The Navy announced today that it successfully tracked a medium-range ballistic missile target in flight off Kauai with the new AN/SPY-6(V) Air and Missile Defense Radar on July 27.
SPY-6 can see a target half the size at twice the distance of the SPY-1D radar in use on Navy ships today, maker Raytheon said. “The radar significantly enhances the ships’ ability to detect air and surface targets as well as the ever-proliferating ballistic missile threats,” the company said.
The radar will simultaneously support long range tracking and discrimination of ballistic missiles outside the Earth’s atmosphere as well as area and self defense against air and surface threats, the Navy said.
On July 27, a medium-range ballistic missile target was launched from the Pacific Missile Range Facility on Kauai. An AN/SPY-6(V) radar searched for, detected and maintained track on the target throughout its trajectory, the Navy said. Designated Vigilant Titan, the flight test was the second in a series of ballistic missile defense flight tests for the radar.
The test radar was put in place at the Pacific Missile Range Facility in June 2016.
The Navy’s AN/SPY-6(V) successfully searched for and tracked a short-range ballistic missile target launched from the Pacific Missile Range Facility on March 15 in the first ballistic missile flight test involving the radar.
“We are continuing to stress this radar by increasing the range and complexity of the targets and demonstrating the awesome capability and versatility of the Navy’s next generation integrated air and missile defense radar,” Navy Capt. Seiko Okano, major program manager for Above Water Sensors, Program Executive Office Integrated Warfare Systems, said in a release. “AN/SPY-6 is the nation’s most advanced radar and will be the cornerstone of the U.S. Navy’s surface combatants for many decades.”
Based on preliminary data, the test successfully met its primary objectives against a complex medium range ballistic missile target, the Navy said.
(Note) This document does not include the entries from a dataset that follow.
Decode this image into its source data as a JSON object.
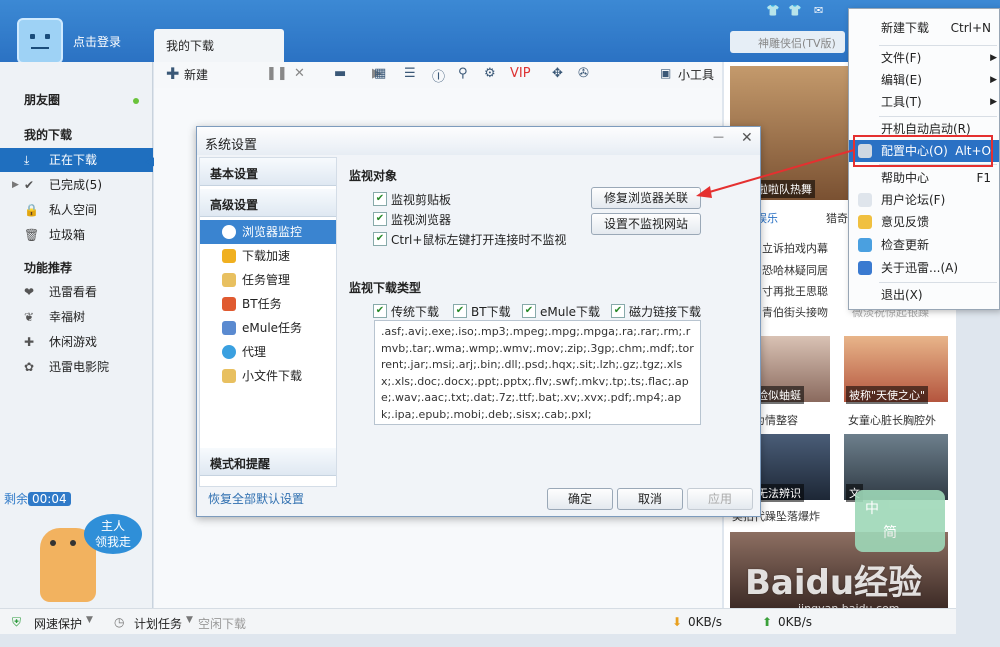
{
  "app": {
    "login_text": "点击登录",
    "tab_title": "我的下载",
    "tv_text": "神雕侠侣(TV版)"
  },
  "toolbar": {
    "new_label": "新建",
    "toolbox_label": "小工具"
  },
  "sidebar": {
    "friends": "朋友圈",
    "my_downloads": "我的下载",
    "items": [
      {
        "label": "正在下载",
        "active": true
      },
      {
        "label": "已完成(5)"
      },
      {
        "label": "私人空间"
      },
      {
        "label": "垃圾箱"
      }
    ],
    "features_head": "功能推荐",
    "features": [
      {
        "label": "迅雷看看"
      },
      {
        "label": "幸福树"
      },
      {
        "label": "休闲游戏"
      },
      {
        "label": "迅雷电影院"
      }
    ],
    "remain_label": "剩余",
    "remain_time": "00:04",
    "mascot_text": "主人\n领我走"
  },
  "statusbar": {
    "protect": "网速保护",
    "plan": "计划任务",
    "idle": "空闲下载",
    "down_speed": "0KB/s",
    "up_speed": "0KB/s"
  },
  "dialog": {
    "title": "系统设置",
    "sections": {
      "basic": "基本设置",
      "advanced": "高级设置",
      "mode": "模式和提醒"
    },
    "nav": [
      {
        "label": "浏览器监控",
        "active": true
      },
      {
        "label": "下载加速"
      },
      {
        "label": "任务管理"
      },
      {
        "label": "BT任务"
      },
      {
        "label": "eMule任务"
      },
      {
        "label": "代理"
      },
      {
        "label": "小文件下载"
      }
    ],
    "monitor_head": "监视对象",
    "monitor_opts": [
      "监视剪贴板",
      "监视浏览器",
      "Ctrl+鼠标左键打开连接时不监视"
    ],
    "repair_btn": "修复浏览器关联",
    "nomonitor_btn": "设置不监视网站",
    "types_head": "监视下载类型",
    "types": [
      "传统下载",
      "BT下载",
      "eMule下载",
      "磁力链接下载"
    ],
    "extensions": ".asf;.avi;.exe;.iso;.mp3;.mpeg;.mpg;.mpga;.ra;.rar;.rm;.rmvb;.tar;.wma;.wmp;.wmv;.mov;.zip;.3gp;.chm;.mdf;.torrent;.jar;.msi;.arj;.bin;.dll;.psd;.hqx;.sit;.lzh;.gz;.tgz;.xlsx;.xls;.doc;.docx;.ppt;.pptx;.flv;.swf;.mkv;.tp;.ts;.flac;.ape;.wav;.aac;.txt;.dat;.7z;.ttf;.bat;.xv;.xvx;.pdf;.mp4;.apk;.ipa;.epub;.mobi;.deb;.sisx;.cab;.pxl;",
    "restore": "恢复全部默认设置",
    "ok": "确定",
    "cancel": "取消",
    "apply": "应用"
  },
  "menu": {
    "items": [
      {
        "label": "新建下载",
        "shortcut": "Ctrl+N"
      },
      {
        "label": "文件(F)",
        "arrow": "▶"
      },
      {
        "label": "编辑(E)",
        "arrow": "▶"
      },
      {
        "label": "工具(T)",
        "arrow": "▶"
      },
      {
        "label": "开机自动启动(R)"
      },
      {
        "label": "配置中心(O)",
        "shortcut": "Alt+O",
        "highlight": true
      },
      {
        "label": "帮助中心",
        "shortcut": "F1"
      },
      {
        "label": "用户论坛(F)"
      },
      {
        "label": "意见反馈"
      },
      {
        "label": "检查更新"
      },
      {
        "label": "关于迅雷...(A)"
      },
      {
        "label": "退出(X)"
      }
    ]
  },
  "ads": {
    "top_caption": "妥身啦啦队热舞",
    "tabs": [
      "娱乐",
      "猎奇"
    ],
    "lines": [
      "立诉拍戏内幕",
      "恐哈林疑同居",
      "寸再批王思聪",
      "青伯街头接吻",
      "微淡祝惊起银躁"
    ],
    "captions": [
      "呼吸脸似蚰蜒",
      "被称\"天使之心\"",
      "少女为情整容",
      "女童心脏长胸腔外",
      "回应无法辨识",
      "文",
      "美拍代躁坠落爆炸"
    ],
    "watermark": "Baidu经验",
    "watermark_url": "jingyan.baidu.com",
    "ime_top": "中",
    "ime_bottom": "简"
  }
}
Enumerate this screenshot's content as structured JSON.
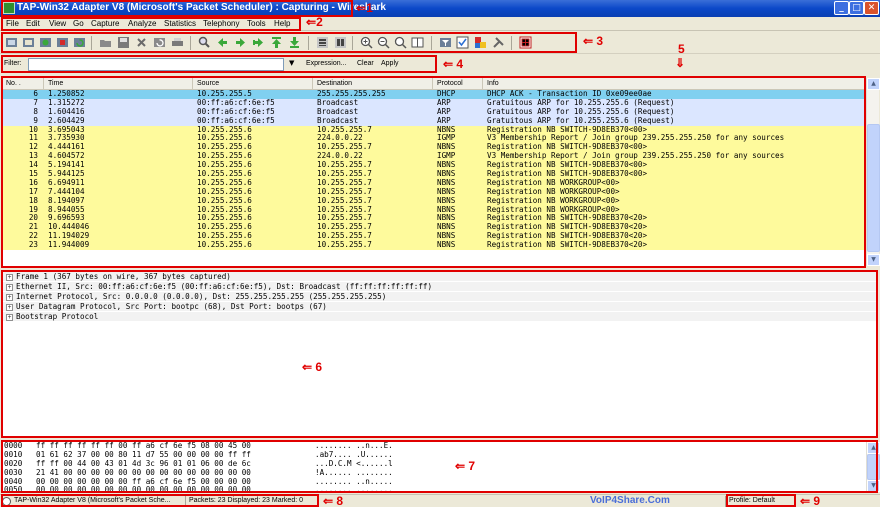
{
  "title": "TAP-Win32 Adapter V8 (Microsoft's Packet Scheduler) : Capturing - Wireshark",
  "window_buttons": {
    "minimize": "_",
    "maximize": "□",
    "close": "✕"
  },
  "menu": [
    "File",
    "Edit",
    "View",
    "Go",
    "Capture",
    "Analyze",
    "Statistics",
    "Telephony",
    "Tools",
    "Help"
  ],
  "filter": {
    "label": "Filter:",
    "value": "",
    "expression": "Expression...",
    "clear": "Clear",
    "apply": "Apply"
  },
  "packet_list": {
    "headers": [
      "No. .",
      "Time",
      "Source",
      "Destination",
      "Protocol",
      "Info"
    ],
    "rows": [
      {
        "no": "6",
        "time": "1.250852",
        "src": "10.255.255.5",
        "dst": "255.255.255.255",
        "proto": "DHCP",
        "info": "DHCP ACK       - Transaction ID 0xe09ee0ae",
        "color": "#80d0f0"
      },
      {
        "no": "7",
        "time": "1.315272",
        "src": "00:ff:a6:cf:6e:f5",
        "dst": "Broadcast",
        "proto": "ARP",
        "info": "Gratuitous ARP for 10.255.255.6 (Request)",
        "color": "#dbe6ff"
      },
      {
        "no": "8",
        "time": "1.604416",
        "src": "00:ff:a6:cf:6e:f5",
        "dst": "Broadcast",
        "proto": "ARP",
        "info": "Gratuitous ARP for 10.255.255.6 (Request)",
        "color": "#dbe6ff"
      },
      {
        "no": "9",
        "time": "2.604429",
        "src": "00:ff:a6:cf:6e:f5",
        "dst": "Broadcast",
        "proto": "ARP",
        "info": "Gratuitous ARP for 10.255.255.6 (Request)",
        "color": "#dbe6ff"
      },
      {
        "no": "10",
        "time": "3.695043",
        "src": "10.255.255.6",
        "dst": "10.255.255.7",
        "proto": "NBNS",
        "info": "Registration NB SWITCH-9D8EB370<00>",
        "color": "#fefa9c"
      },
      {
        "no": "11",
        "time": "3.735930",
        "src": "10.255.255.6",
        "dst": "224.0.0.22",
        "proto": "IGMP",
        "info": "V3 Membership Report / Join group 239.255.255.250 for any sources",
        "color": "#fefa9c"
      },
      {
        "no": "12",
        "time": "4.444161",
        "src": "10.255.255.6",
        "dst": "10.255.255.7",
        "proto": "NBNS",
        "info": "Registration NB SWITCH-9D8EB370<00>",
        "color": "#fefa9c"
      },
      {
        "no": "13",
        "time": "4.604572",
        "src": "10.255.255.6",
        "dst": "224.0.0.22",
        "proto": "IGMP",
        "info": "V3 Membership Report / Join group 239.255.255.250 for any sources",
        "color": "#fefa9c"
      },
      {
        "no": "14",
        "time": "5.194141",
        "src": "10.255.255.6",
        "dst": "10.255.255.7",
        "proto": "NBNS",
        "info": "Registration NB SWITCH-9D8EB370<00>",
        "color": "#fefa9c"
      },
      {
        "no": "15",
        "time": "5.944125",
        "src": "10.255.255.6",
        "dst": "10.255.255.7",
        "proto": "NBNS",
        "info": "Registration NB SWITCH-9D8EB370<00>",
        "color": "#fefa9c"
      },
      {
        "no": "16",
        "time": "6.694911",
        "src": "10.255.255.6",
        "dst": "10.255.255.7",
        "proto": "NBNS",
        "info": "Registration NB WORKGROUP<00>",
        "color": "#fefa9c"
      },
      {
        "no": "17",
        "time": "7.444104",
        "src": "10.255.255.6",
        "dst": "10.255.255.7",
        "proto": "NBNS",
        "info": "Registration NB WORKGROUP<00>",
        "color": "#fefa9c"
      },
      {
        "no": "18",
        "time": "8.194097",
        "src": "10.255.255.6",
        "dst": "10.255.255.7",
        "proto": "NBNS",
        "info": "Registration NB WORKGROUP<00>",
        "color": "#fefa9c"
      },
      {
        "no": "19",
        "time": "8.944055",
        "src": "10.255.255.6",
        "dst": "10.255.255.7",
        "proto": "NBNS",
        "info": "Registration NB WORKGROUP<00>",
        "color": "#fefa9c"
      },
      {
        "no": "20",
        "time": "9.696593",
        "src": "10.255.255.6",
        "dst": "10.255.255.7",
        "proto": "NBNS",
        "info": "Registration NB SWITCH-9D8EB370<20>",
        "color": "#fefa9c"
      },
      {
        "no": "21",
        "time": "10.444046",
        "src": "10.255.255.6",
        "dst": "10.255.255.7",
        "proto": "NBNS",
        "info": "Registration NB SWITCH-9D8EB370<20>",
        "color": "#fefa9c"
      },
      {
        "no": "22",
        "time": "11.194029",
        "src": "10.255.255.6",
        "dst": "10.255.255.7",
        "proto": "NBNS",
        "info": "Registration NB SWITCH-9D8EB370<20>",
        "color": "#fefa9c"
      },
      {
        "no": "23",
        "time": "11.944009",
        "src": "10.255.255.6",
        "dst": "10.255.255.7",
        "proto": "NBNS",
        "info": "Registration NB SWITCH-9D8EB370<20>",
        "color": "#fefa9c"
      }
    ]
  },
  "details": [
    "Frame 1 (367 bytes on wire, 367 bytes captured)",
    "Ethernet II, Src: 00:ff:a6:cf:6e:f5 (00:ff:a6:cf:6e:f5), Dst: Broadcast (ff:ff:ff:ff:ff:ff)",
    "Internet Protocol, Src: 0.0.0.0 (0.0.0.0), Dst: 255.255.255.255 (255.255.255.255)",
    "User Datagram Protocol, Src Port: bootpc (68), Dst Port: bootps (67)",
    "Bootstrap Protocol"
  ],
  "hex": [
    {
      "offset": "0000",
      "bytes": "ff ff ff ff ff ff 00 ff  a6 cf 6e f5 08 00 45 00",
      "ascii": "........ ..n...E."
    },
    {
      "offset": "0010",
      "bytes": "01 61 62 37 00 00 80 11  d7 55 00 00 00 00 ff ff",
      "ascii": ".ab7.... .U......"
    },
    {
      "offset": "0020",
      "bytes": "ff ff 00 44 00 43 01 4d  3c 96 01 01 06 00 de 6c",
      "ascii": "...D.C.M <......l"
    },
    {
      "offset": "0030",
      "bytes": "21 41 00 00 00 00 00 00  00 00 00 00 00 00 00 00",
      "ascii": "!A...... ........"
    },
    {
      "offset": "0040",
      "bytes": "00 00 00 00 00 00 00 ff  a6 cf 6e f5 00 00 00 00",
      "ascii": "........ ..n....."
    },
    {
      "offset": "0050",
      "bytes": "00 00 00 00 00 00 00 00  00 00 00 00 00 00 00 00",
      "ascii": "........ ........"
    }
  ],
  "status": {
    "interface": "TAP-Win32 Adapter V8 (Microsoft's Packet Sche...",
    "packets": "Packets: 23 Displayed: 23 Marked: 0",
    "watermark": "VoIP4Share.Com",
    "profile": "Profile: Default"
  },
  "callouts": [
    "1",
    "2",
    "3",
    "4",
    "5",
    "6",
    "7",
    "8",
    "9"
  ],
  "colors": {
    "highlight": "#e00000",
    "dhcp_row": "#80d0f0",
    "arp_row": "#dbe6ff",
    "nbns_row": "#fefa9c"
  },
  "toolbar_icons": [
    "interface-list-icon",
    "capture-options-icon",
    "start-capture-icon",
    "stop-capture-icon",
    "restart-capture-icon",
    "open-file-icon",
    "save-file-icon",
    "close-file-icon",
    "reload-icon",
    "print-icon",
    "find-icon",
    "go-back-icon",
    "go-forward-icon",
    "go-to-packet-icon",
    "go-first-icon",
    "go-last-icon",
    "colorize-icon",
    "auto-scroll-icon",
    "zoom-in-icon",
    "zoom-out-icon",
    "zoom-normal-icon",
    "resize-columns-icon",
    "capture-filters-icon",
    "display-filters-icon",
    "coloring-rules-icon",
    "preferences-icon",
    "help-icon"
  ]
}
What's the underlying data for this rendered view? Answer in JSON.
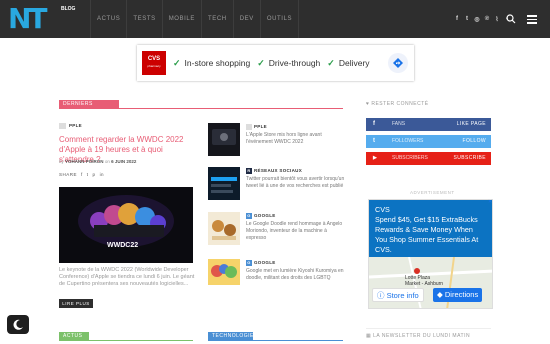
{
  "header": {
    "logo_text": "NT",
    "logo_sub": "BLOG",
    "nav": [
      "ACTUS",
      "TESTS",
      "MOBILE",
      "TECH",
      "DEV",
      "OUTILS"
    ],
    "social_icons": [
      "facebook-icon",
      "twitter-icon",
      "instagram-icon",
      "pinterest-icon",
      "rss-icon",
      "flipboard-icon"
    ],
    "social_glyphs": [
      "f",
      "t",
      "◎",
      "℗",
      "⌇",
      "▪"
    ]
  },
  "ad_banner": {
    "brand": "CVS",
    "brand_sub": "pharmacy",
    "options": [
      "In-store shopping",
      "Drive-through",
      "Delivery"
    ]
  },
  "sections": {
    "latest": "DERNIERS ARTICLES",
    "bottom_left": "ACTUS",
    "bottom_right": "TECHNOLOGIE"
  },
  "main_post": {
    "tag": "PPLE",
    "title": "Comment regarder la WWDC 2022 d'Apple à 19 heures et à quoi s'attendre ?",
    "author_prefix": "by",
    "author": "YOHANN POIRON",
    "date_prefix": "on",
    "date": "6 JUIN 2022",
    "share_label": "SHARE",
    "share_icons": [
      "f",
      "t",
      "p",
      "in"
    ],
    "hero_text": "WWDC22",
    "excerpt": "Le keynote de la WWDC 2022 (Worldwide Developer Conference) d'Apple se tiendra ce lundi 6 juin. Le géant de Cupertino présentera ses nouveautés logicielles...",
    "read_more": "LIRE PLUS"
  },
  "side_posts": [
    {
      "tag": "PPLE",
      "title": "L'Apple Store mis hors ligne avant l'événement WWDC 2022",
      "icon": "apple"
    },
    {
      "tag": "RÉSEAUX SOCIAUX",
      "title": "Twitter pourrait bientôt vous avertir lorsqu'un tweet lié à une de vos recherches est publié",
      "icon": "R"
    },
    {
      "tag": "GOOGLE",
      "title": "Le Google Doodle rend hommage à Angelo Moriondo, inventeur de la machine à expresso",
      "icon": "G"
    },
    {
      "tag": "GOOGLE",
      "title": "Google met en lumière Kiyoshi Kuromiya en doodle, militant des droits des LGBTQ",
      "icon": "G"
    }
  ],
  "sidebar": {
    "connected_title": "RESTER CONNECTÉ",
    "buttons": [
      {
        "icon": "f",
        "count": "FANS",
        "action": "LIKE PAGE",
        "color": "#3b5998"
      },
      {
        "icon": "t",
        "count": "FOLLOWERS",
        "action": "FOLLOW",
        "color": "#55acee"
      },
      {
        "icon": "▶",
        "count": "SUBSCRIBERS",
        "action": "SUBSCRIBE",
        "color": "#e62117"
      }
    ],
    "ad_label": "ADVERTISEMENT",
    "newsletter_title": "LA NEWSLETTER DU LUNDI MATIN"
  },
  "map_ad": {
    "brand": "CVS",
    "text": "Spend $45, Get $15 ExtraBucks Rewards & Save Money When You Shop Summer Essentials At CVS.",
    "place": "Lotte Plaza Market - Ashburn",
    "store_info": "Store info",
    "directions": "Directions"
  },
  "colors": {
    "accent": "#e85d75",
    "topbar": "#2e2e2e",
    "logo": "#29a8e0",
    "green": "#7cc16a",
    "blue": "#4a8fd4"
  }
}
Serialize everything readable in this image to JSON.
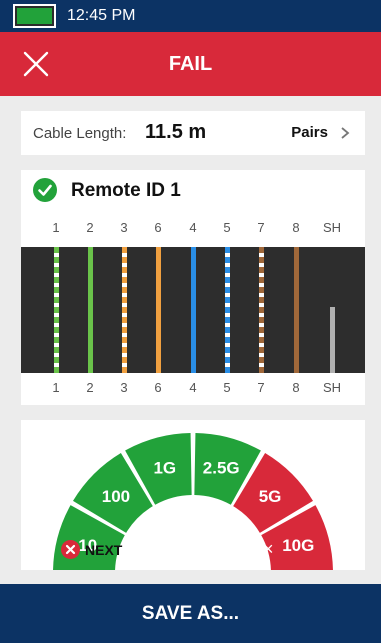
{
  "status_bar": {
    "time": "12:45 PM",
    "battery_level": 1.0
  },
  "header": {
    "title": "FAIL",
    "close_icon": "close-icon"
  },
  "cable": {
    "label": "Cable Length:",
    "value": "11.5 m",
    "pairs_label": "Pairs"
  },
  "remote": {
    "title": "Remote ID 1",
    "status_icon": "check-circle-icon"
  },
  "wiremap": {
    "pins": [
      "1",
      "2",
      "3",
      "6",
      "4",
      "5",
      "7",
      "8",
      "SH"
    ],
    "wires": [
      {
        "pin": "1",
        "color": "#6ac34a",
        "striped": true
      },
      {
        "pin": "2",
        "color": "#6ac34a",
        "striped": false
      },
      {
        "pin": "3",
        "color": "#f0a040",
        "striped": true
      },
      {
        "pin": "6",
        "color": "#f0a040",
        "striped": false
      },
      {
        "pin": "4",
        "color": "#2a8ee6",
        "striped": false
      },
      {
        "pin": "5",
        "color": "#2a8ee6",
        "striped": true
      },
      {
        "pin": "7",
        "color": "#a0683a",
        "striped": true
      },
      {
        "pin": "8",
        "color": "#a0683a",
        "striped": false
      }
    ],
    "shield_level": 0.52
  },
  "speeds": [
    {
      "label": "10",
      "status": "pass"
    },
    {
      "label": "100",
      "status": "pass"
    },
    {
      "label": "1G",
      "status": "pass"
    },
    {
      "label": "2.5G",
      "status": "pass"
    },
    {
      "label": "5G",
      "status": "fail"
    },
    {
      "label": "10G",
      "status": "fail",
      "marker": "×"
    }
  ],
  "next": {
    "label": "NEXT",
    "status": "fail"
  },
  "footer": {
    "save_label": "SAVE AS..."
  },
  "colors": {
    "navy": "#0c3364",
    "red": "#d8293a",
    "pass_green": "#22a23a",
    "fail_red": "#d8293a"
  }
}
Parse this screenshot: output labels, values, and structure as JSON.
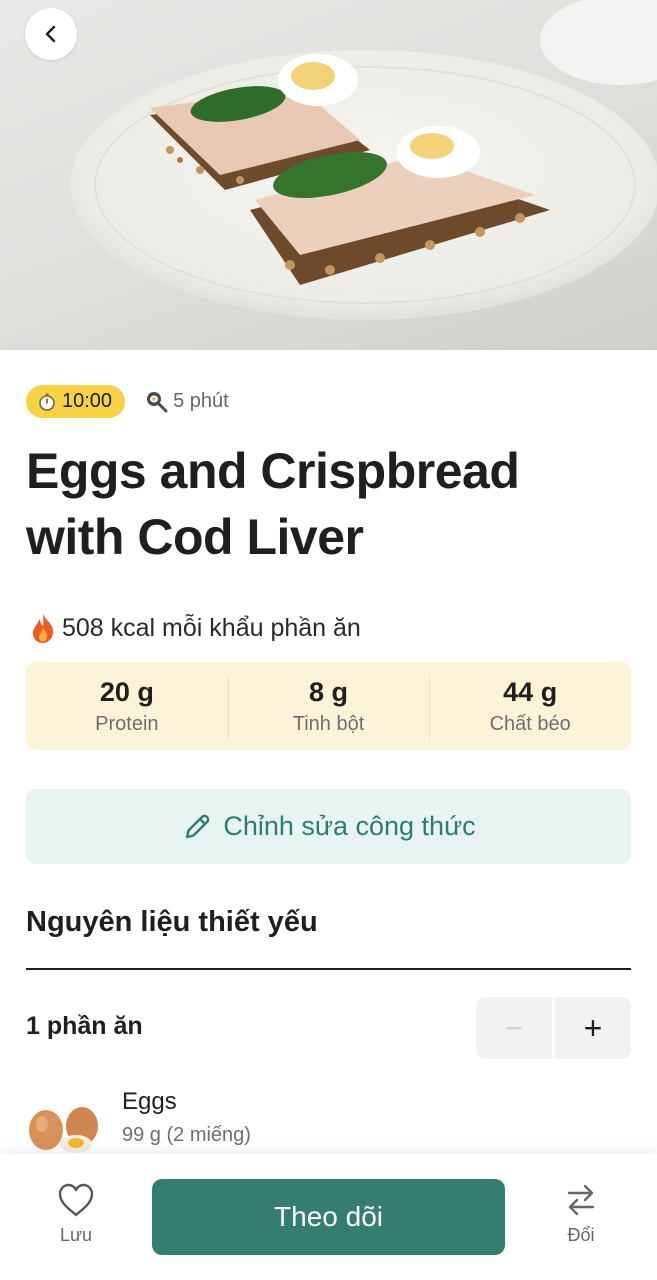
{
  "header": {
    "back_icon": "chevron-left-icon",
    "hero_image": "eggs-crispbread-cod-liver-photo"
  },
  "meta": {
    "timer": "10:00",
    "timer_icon": "stopwatch-icon",
    "cook_time": "5 phút",
    "cook_icon": "frying-pan-icon"
  },
  "recipe": {
    "title": "Eggs and Crispbread with Cod Liver",
    "kcal_text": "508 kcal mỗi khẩu phần ăn",
    "kcal_icon": "fire-icon"
  },
  "macros": [
    {
      "value": "20 g",
      "label": "Protein"
    },
    {
      "value": "8 g",
      "label": "Tinh bột"
    },
    {
      "value": "44 g",
      "label": "Chất béo"
    }
  ],
  "edit": {
    "label": "Chỉnh sửa công thức",
    "icon": "pencil-icon"
  },
  "ingredients_section": {
    "title": "Nguyên liệu thiết yếu",
    "servings": "1 phần ăn",
    "minus": "−",
    "plus": "+",
    "items": [
      {
        "name": "Eggs",
        "qty": "99 g (2 miếng)"
      }
    ]
  },
  "bottom_bar": {
    "save_label": "Lưu",
    "follow_label": "Theo dõi",
    "swap_label": "Đổi"
  },
  "colors": {
    "primary": "#357e6f",
    "timer_badge": "#f7d247",
    "macro_bg": "#fdf3d8",
    "edit_bg": "#e8f4f2",
    "edit_text": "#2e7d70"
  }
}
The radar is on track for deployment on new DDG-51 Flight III destroyers, Raytheon said. The system is built with individual “building blocks” called “radar modular assemblies.” The 2’x2’x2’ boxes stack together to form different sized arrays for different mission requirements, the company said.